The data >>
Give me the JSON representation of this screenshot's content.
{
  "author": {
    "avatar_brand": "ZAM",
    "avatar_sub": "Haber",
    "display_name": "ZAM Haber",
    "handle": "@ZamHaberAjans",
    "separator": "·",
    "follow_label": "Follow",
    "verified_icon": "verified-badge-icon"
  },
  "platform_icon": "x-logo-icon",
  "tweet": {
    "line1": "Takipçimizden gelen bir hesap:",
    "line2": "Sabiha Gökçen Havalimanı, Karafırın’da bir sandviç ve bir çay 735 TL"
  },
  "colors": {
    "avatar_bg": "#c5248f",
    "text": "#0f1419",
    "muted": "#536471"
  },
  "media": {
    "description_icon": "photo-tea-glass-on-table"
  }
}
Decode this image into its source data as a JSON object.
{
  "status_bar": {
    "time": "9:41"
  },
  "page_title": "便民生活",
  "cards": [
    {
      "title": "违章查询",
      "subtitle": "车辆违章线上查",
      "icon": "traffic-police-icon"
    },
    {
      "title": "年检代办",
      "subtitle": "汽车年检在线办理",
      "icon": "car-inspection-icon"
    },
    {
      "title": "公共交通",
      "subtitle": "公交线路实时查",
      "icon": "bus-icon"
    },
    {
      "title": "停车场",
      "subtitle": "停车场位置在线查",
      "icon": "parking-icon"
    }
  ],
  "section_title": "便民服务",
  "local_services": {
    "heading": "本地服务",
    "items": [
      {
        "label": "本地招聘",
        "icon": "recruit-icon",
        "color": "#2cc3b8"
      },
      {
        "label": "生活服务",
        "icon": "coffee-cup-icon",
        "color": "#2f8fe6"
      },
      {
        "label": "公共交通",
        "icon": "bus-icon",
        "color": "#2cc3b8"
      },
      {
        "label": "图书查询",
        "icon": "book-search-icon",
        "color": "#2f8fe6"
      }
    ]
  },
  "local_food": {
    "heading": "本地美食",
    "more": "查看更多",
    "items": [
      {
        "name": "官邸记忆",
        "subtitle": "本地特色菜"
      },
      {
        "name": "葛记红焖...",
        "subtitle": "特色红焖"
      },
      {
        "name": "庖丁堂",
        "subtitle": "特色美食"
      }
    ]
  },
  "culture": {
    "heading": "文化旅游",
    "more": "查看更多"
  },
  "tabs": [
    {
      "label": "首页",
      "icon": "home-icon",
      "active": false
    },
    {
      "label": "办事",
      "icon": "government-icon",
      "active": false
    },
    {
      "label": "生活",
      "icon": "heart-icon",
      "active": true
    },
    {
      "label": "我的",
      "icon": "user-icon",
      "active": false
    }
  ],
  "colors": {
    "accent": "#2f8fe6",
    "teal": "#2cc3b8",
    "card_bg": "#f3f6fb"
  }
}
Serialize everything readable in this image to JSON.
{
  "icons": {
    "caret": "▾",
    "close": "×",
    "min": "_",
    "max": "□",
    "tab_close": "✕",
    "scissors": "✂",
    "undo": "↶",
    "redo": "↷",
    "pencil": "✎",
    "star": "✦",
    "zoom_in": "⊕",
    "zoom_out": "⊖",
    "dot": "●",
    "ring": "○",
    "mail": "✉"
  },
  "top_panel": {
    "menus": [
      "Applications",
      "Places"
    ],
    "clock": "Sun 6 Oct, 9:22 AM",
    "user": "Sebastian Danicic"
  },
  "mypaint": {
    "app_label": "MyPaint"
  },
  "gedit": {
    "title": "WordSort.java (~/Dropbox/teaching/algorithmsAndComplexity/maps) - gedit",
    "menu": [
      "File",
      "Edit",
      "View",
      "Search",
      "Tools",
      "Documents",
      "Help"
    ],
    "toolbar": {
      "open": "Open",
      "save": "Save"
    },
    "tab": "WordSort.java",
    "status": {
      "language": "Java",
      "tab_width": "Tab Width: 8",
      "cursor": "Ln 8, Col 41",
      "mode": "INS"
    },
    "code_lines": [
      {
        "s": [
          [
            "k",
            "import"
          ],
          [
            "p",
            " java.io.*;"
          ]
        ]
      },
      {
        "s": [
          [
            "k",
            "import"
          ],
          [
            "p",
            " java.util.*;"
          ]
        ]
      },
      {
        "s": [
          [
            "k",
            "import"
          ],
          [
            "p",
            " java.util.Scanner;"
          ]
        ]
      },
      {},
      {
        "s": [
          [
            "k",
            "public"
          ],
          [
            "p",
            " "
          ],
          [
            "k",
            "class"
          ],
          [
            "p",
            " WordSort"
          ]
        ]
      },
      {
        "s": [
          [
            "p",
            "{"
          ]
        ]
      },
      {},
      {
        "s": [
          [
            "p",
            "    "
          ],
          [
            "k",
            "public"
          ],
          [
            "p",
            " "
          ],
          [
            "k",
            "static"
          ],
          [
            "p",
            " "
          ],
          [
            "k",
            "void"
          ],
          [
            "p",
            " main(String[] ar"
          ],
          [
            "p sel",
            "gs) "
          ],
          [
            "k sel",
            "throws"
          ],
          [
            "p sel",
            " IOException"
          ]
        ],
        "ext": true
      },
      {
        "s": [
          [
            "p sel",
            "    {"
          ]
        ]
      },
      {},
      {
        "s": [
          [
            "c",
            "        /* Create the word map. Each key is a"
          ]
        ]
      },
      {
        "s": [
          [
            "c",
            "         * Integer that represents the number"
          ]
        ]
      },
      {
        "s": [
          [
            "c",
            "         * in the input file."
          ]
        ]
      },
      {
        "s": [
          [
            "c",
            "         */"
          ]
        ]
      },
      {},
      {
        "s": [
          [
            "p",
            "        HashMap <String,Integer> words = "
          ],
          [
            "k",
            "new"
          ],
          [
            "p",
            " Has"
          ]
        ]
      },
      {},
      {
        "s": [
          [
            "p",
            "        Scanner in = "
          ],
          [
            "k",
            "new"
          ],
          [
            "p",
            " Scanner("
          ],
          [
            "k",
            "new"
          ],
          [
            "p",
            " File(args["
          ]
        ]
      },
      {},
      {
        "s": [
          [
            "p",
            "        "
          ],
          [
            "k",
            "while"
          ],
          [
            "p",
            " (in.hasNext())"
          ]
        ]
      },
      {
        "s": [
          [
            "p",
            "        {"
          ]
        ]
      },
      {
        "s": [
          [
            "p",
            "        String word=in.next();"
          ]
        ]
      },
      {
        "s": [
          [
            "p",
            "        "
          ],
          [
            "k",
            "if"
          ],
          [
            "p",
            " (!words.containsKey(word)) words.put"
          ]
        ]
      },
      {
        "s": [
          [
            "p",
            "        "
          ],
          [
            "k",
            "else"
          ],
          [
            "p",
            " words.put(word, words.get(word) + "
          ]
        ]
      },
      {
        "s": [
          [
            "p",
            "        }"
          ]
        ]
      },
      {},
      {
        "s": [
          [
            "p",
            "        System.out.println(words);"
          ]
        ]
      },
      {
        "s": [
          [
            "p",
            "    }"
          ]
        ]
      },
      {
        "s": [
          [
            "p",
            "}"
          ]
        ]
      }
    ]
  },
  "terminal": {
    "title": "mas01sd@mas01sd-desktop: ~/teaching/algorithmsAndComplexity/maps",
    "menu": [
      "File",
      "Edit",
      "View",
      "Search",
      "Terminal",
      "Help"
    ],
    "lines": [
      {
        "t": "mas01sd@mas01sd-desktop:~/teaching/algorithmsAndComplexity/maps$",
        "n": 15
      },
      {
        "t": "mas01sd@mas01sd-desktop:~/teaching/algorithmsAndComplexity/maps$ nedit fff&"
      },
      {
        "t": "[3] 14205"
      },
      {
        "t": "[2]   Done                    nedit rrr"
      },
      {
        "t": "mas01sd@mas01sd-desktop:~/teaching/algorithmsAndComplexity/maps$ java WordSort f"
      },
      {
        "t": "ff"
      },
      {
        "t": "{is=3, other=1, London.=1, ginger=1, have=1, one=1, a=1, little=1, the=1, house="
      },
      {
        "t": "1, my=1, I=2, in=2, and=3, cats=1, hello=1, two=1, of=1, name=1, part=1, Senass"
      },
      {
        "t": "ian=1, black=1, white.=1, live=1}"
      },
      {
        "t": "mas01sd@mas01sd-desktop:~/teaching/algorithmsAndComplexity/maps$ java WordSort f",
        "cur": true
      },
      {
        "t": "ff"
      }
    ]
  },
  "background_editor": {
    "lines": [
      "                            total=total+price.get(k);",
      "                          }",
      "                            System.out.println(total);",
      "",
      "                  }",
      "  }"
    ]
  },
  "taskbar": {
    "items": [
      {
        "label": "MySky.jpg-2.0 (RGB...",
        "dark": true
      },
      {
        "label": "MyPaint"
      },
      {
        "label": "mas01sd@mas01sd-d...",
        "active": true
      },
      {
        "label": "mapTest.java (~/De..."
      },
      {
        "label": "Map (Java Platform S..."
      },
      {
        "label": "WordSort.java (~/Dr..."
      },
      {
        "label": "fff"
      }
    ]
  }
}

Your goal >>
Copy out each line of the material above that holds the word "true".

Response >>
      "active": true
        "ext": true
        "cur": true
        "dark": true
        "active": true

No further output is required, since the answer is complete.